I’ve been really excited and interested in level design recently, and reading a lot of work by folks like Robert Yang about lighting, space, and building worlds in 3D. It’s amazing stuff and it links in really well to the research I want to do right now (mostly because it’sÂ influencingÂ the research I want to do right now!) I wanted to write a little update about some work I did recently along these lines – building a level generator that uses in-game cameras to evaluate levels.
At FDG this year Gillian Smith presented a paper we wrote together about disrupting the field ofÂ automated game design and doing work that explores the less game-y, capital-V-Videogames elements of game design. In the paper I explained that I am hoping to build a new version of ANGELINA that generates games in a genre often referred to asÂ walking simulators (although in the paper we discuss this term and offer up Joel Goodwin’s term,Â secret box). You can read the paper here, if you’re interested. This work is one of the first subsystems I’m building to be part of this new ANGELINA, and it’s all inspired by reading and listening to people talk about level design.
This is my first time condensing my own work in this way, especially not in a Saturday Papers format, so here goes. I’m going to use the classic breakdown that papers use:Â What Did I Do,Â Did It Work,Â What Am I Doing Next.
What I Did

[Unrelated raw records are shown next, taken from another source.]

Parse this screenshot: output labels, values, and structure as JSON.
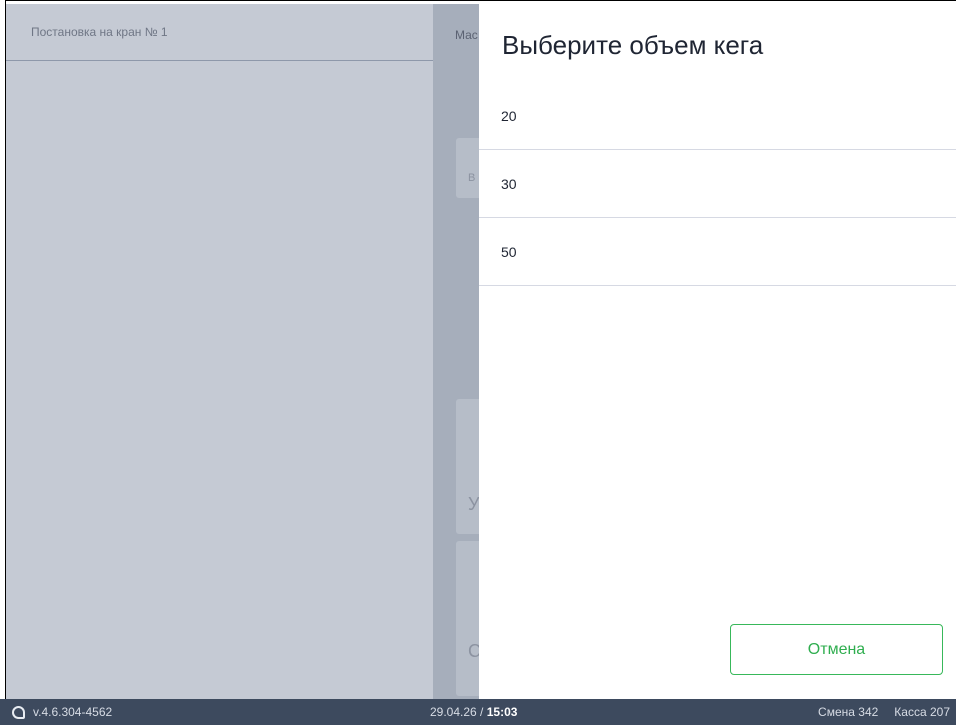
{
  "left_panel": {
    "header_title": "Постановка на кран № 1"
  },
  "middle_panel": {
    "header_text": "Мас",
    "block1_text": "В",
    "block2_text": "У",
    "block3_text": "С"
  },
  "modal": {
    "title": "Выберите объем кега",
    "options": [
      {
        "label": "20"
      },
      {
        "label": "30"
      },
      {
        "label": "50"
      }
    ],
    "cancel_label": "Отмена"
  },
  "status_bar": {
    "version": "v.4.6.304-4562",
    "date": "29.04.26",
    "separator": " / ",
    "time": "15:03",
    "shift": "Смена 342",
    "register": "Касса 207"
  },
  "colors": {
    "accent": "#38b85a",
    "status_bar_bg": "#3d4a5e",
    "overlay_left": "#c5cad4",
    "overlay_middle": "#a6aebb"
  },
  "icons": {
    "logo": "app-logo-icon"
  }
}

I built a level generator in Unity that makes 3D levels while obeying certain rules. Normally when we build level generators we either don’t check the levels at all (think Spelunky), or we check themÂ in quite cold functionalÂ ways, like exploration percentages. I was interested in how we could evaluate levels for other goals, like artistic or design objectives. A big thing that comes up when you read about level design isÂ what the player sees, which is so beautifully obvious but also quite tricky to evaluate for computer scientists because it sounds a bit like machine vision might be involved and that’s scary and mysterious. I came up with a hacky middleground idea involving Unity cameras and raycasting and things like that but the long and short of it is this: I coded up my system so it can walk from the start to the exit and keep a record of everything it sees along the way.
After doing this, I placed special objects in the world called ‘markers’ and told the system to generate levels such that the markers were either seen a lot, a little, or not at all, depending on what kind of level I wanted.
Did It Work?
It did! Here’s a level with a red and a green marker, where both markers should be very visible.
The player starts in the bottom left and has to reach the top right. You can see how the diagonal path makes both markers visible as the player makes their way to the exit. All these cubes are placed and scaled by the generator using our old friend computational evolution (the technique that powers ANGELINA). One more example, here’s a screenshot from a level that hides the red marker but makes the green one visible (again, we’re moving from bottom-left to top-right):
You might have seen me do a quick pilot study on Twitter last week – everyone correctly identified the markers that should be visible, and didn’t see any that could be hidden. It’s pretty easy to do this right now, but this was just an early study. The next step is to make the process more sophisticated and make the generative problem much harder.
What Am I Doing Next?
The system definitely evolves levels that obey the rules I set with the vision markers, but it’s not perfect. The main problems with the work are simply that it all needs to be made a bit more sophisticated. Here are some things that need expanding:
- A* Is Not Player Modelling – Currently the player just walks to the exit and perfectly pathfinds there every time. Funnily enough this is now how people work. I’m planning to replace this with a model that tries to capture visual curiosity – “Oh I haven’t been there before, I should go there next to look for the exit.” This should make level design much harder and more interesting.
- Cubes Are Not In Vogue – The cubes are okay for greyboxing, but in general we want to be using real 3D models because it’s more realistic for game developers. It’d be nice to give the system 10 models and have them used instead of cubes. This is high on the list of things to do next!
- Objectives or Zoning? – Visibility is tricky. Some markers are visible because the player sees them from a distance, others are visible because the player walks right past them up close. Some are invisible because they’re hidden, others are completely consumed by a larger geometry object. We need to distinguish between these cases by getting extra players objects to try and path towards the markers.
All of these areas should progress the system towards something interesting and relevantÂ for the new version of ANGELINA!